What the task asks: From the entries below, report how many lines contain the string "title". Only the number is wanted.

++++ Source material ++++

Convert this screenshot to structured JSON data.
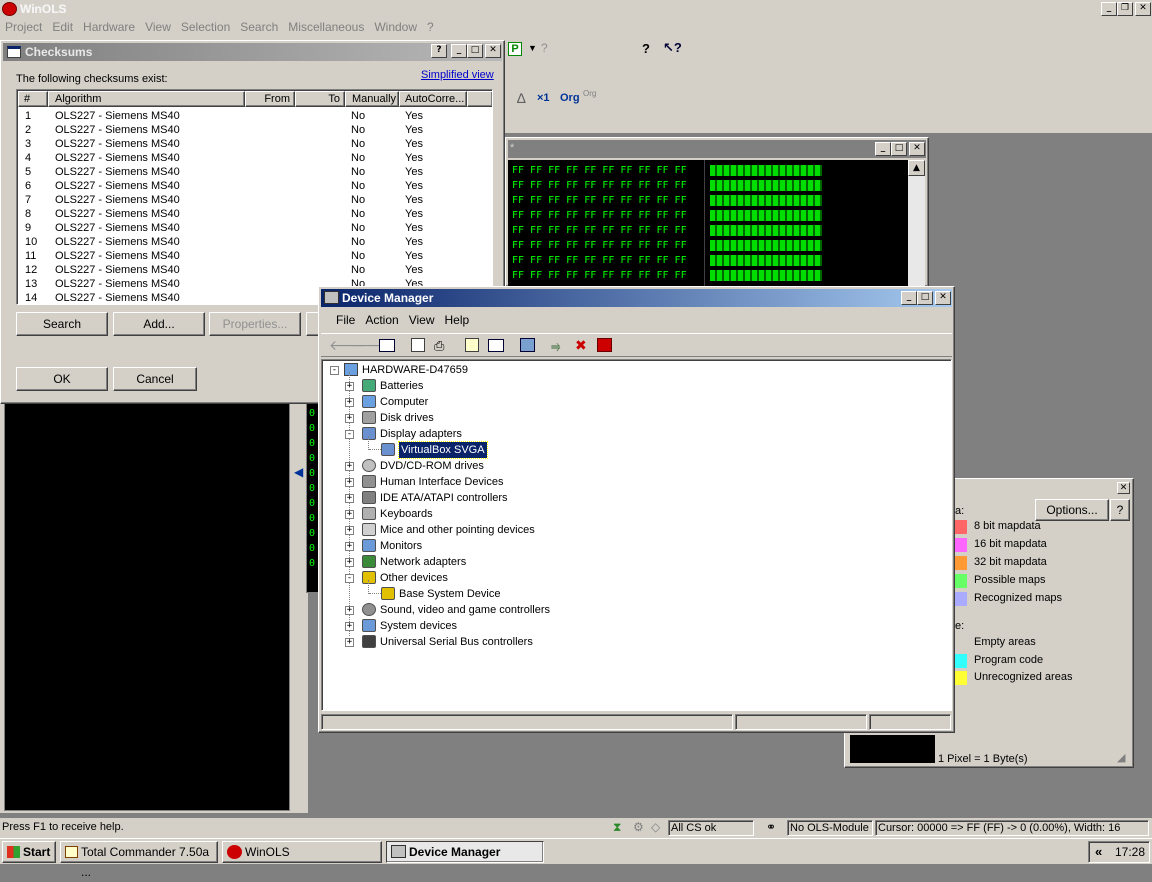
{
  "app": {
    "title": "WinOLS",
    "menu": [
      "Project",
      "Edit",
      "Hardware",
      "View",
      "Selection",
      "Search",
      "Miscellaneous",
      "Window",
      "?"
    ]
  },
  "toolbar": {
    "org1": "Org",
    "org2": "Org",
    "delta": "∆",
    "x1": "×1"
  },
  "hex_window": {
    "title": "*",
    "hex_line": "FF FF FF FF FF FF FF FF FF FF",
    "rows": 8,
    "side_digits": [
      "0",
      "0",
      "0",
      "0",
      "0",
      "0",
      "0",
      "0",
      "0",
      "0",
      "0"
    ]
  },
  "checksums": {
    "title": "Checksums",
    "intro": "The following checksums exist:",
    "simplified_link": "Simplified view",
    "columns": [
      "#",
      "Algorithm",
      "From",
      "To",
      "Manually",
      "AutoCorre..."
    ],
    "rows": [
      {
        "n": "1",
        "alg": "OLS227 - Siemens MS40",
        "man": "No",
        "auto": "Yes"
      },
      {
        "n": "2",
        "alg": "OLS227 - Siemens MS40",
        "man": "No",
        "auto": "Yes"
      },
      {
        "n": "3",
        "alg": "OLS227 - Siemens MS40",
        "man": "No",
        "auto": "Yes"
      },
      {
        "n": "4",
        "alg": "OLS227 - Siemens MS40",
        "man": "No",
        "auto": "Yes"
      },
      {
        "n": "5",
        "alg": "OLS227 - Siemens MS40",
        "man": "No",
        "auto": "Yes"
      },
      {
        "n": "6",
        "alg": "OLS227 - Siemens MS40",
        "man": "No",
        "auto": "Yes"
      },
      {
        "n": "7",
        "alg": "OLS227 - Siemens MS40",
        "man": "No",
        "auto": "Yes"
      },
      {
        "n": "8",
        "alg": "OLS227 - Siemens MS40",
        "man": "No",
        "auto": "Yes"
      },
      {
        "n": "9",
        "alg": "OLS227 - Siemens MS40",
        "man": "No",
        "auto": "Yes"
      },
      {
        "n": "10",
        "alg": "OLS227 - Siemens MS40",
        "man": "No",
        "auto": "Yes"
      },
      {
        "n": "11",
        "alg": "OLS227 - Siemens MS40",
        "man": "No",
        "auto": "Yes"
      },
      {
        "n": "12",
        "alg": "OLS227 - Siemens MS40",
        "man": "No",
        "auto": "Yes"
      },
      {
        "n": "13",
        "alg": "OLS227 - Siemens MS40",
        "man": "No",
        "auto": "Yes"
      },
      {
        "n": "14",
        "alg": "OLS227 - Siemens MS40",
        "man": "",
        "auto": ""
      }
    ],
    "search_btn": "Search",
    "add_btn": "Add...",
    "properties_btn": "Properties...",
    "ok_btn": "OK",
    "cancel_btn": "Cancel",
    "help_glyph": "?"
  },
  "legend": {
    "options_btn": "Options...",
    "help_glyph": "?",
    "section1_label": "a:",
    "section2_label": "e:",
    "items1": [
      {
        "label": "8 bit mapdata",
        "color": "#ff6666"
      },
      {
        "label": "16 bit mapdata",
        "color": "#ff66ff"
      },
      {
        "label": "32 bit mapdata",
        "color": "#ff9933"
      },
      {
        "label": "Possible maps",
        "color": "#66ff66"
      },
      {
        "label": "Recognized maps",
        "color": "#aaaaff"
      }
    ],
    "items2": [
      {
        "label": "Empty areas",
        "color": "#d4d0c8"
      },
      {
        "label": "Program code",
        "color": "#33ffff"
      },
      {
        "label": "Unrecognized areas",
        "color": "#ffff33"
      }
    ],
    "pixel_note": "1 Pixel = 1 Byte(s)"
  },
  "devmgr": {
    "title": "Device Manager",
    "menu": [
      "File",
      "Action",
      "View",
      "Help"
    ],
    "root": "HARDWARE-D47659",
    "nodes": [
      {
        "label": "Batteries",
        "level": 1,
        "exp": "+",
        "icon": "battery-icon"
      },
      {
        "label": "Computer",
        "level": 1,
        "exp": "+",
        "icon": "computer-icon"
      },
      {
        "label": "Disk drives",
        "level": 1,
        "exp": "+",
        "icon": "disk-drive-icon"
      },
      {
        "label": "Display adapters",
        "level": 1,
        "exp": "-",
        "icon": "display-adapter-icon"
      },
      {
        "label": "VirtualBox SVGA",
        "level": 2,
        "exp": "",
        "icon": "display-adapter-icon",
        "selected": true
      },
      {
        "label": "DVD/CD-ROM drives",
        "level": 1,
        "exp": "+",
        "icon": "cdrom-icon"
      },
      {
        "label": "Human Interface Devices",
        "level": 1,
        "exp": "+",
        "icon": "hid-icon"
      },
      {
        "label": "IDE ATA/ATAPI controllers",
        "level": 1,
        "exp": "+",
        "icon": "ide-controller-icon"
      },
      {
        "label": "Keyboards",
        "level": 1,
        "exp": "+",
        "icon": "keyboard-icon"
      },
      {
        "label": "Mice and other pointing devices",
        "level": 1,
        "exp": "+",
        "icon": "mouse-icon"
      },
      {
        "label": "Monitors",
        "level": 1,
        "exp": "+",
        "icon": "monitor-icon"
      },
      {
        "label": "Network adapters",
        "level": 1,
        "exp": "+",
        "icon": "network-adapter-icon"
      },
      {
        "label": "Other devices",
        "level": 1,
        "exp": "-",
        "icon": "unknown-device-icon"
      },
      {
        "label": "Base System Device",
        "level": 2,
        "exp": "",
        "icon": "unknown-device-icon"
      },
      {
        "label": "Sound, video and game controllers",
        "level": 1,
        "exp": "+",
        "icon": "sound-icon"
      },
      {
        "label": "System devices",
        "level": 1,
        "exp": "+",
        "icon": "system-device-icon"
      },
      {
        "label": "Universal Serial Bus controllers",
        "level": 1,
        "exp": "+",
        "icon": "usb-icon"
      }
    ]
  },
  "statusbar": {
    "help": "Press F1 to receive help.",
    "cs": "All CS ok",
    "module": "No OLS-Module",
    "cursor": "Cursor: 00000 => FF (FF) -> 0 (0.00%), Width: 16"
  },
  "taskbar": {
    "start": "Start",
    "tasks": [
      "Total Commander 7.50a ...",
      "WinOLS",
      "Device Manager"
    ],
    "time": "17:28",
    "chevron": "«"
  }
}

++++
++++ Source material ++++

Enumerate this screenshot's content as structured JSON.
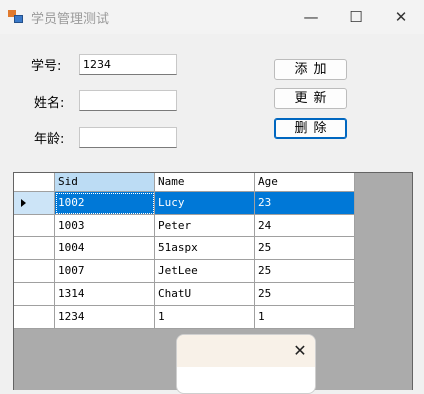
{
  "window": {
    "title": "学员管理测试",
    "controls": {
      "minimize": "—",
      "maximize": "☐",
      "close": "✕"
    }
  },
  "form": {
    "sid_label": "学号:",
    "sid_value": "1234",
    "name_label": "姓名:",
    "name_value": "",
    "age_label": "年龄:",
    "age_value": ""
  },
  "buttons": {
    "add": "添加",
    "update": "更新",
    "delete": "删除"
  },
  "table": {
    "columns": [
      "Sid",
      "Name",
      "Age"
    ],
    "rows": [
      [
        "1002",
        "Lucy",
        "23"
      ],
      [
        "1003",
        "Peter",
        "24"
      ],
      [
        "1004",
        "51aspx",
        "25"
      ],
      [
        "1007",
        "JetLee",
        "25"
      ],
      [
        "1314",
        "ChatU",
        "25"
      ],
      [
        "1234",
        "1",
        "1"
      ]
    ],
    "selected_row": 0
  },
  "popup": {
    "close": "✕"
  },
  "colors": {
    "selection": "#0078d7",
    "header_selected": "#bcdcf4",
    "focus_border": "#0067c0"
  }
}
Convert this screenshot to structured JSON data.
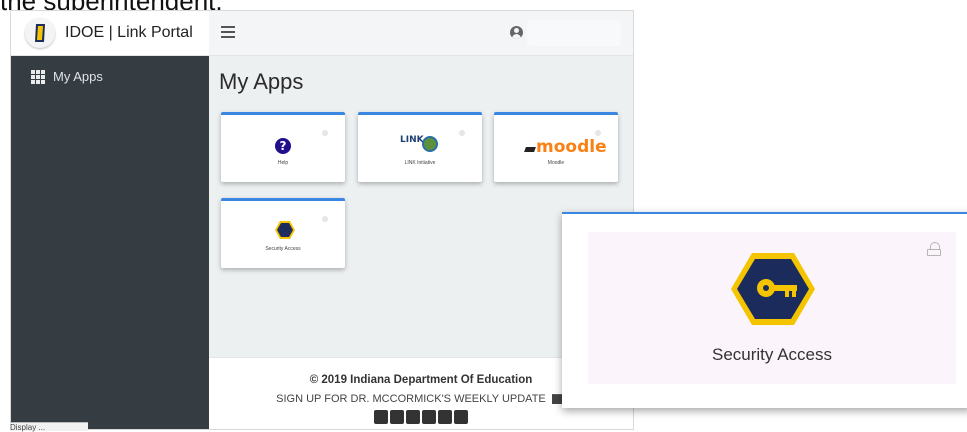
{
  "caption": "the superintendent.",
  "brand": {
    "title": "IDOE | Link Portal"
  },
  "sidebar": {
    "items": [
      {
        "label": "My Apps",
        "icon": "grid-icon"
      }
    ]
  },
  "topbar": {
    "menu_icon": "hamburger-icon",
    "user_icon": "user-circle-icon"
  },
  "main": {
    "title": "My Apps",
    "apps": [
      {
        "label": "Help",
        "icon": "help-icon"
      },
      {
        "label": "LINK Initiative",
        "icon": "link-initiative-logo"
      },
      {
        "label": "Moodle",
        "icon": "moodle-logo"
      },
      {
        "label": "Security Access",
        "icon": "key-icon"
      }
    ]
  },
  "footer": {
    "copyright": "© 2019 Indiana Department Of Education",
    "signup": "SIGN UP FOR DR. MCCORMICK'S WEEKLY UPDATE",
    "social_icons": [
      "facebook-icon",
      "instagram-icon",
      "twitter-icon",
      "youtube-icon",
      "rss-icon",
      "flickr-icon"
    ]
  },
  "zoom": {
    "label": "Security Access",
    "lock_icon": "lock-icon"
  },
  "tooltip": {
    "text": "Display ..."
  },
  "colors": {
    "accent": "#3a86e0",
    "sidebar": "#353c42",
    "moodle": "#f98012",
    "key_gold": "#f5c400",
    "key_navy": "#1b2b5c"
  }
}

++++

Response area: 7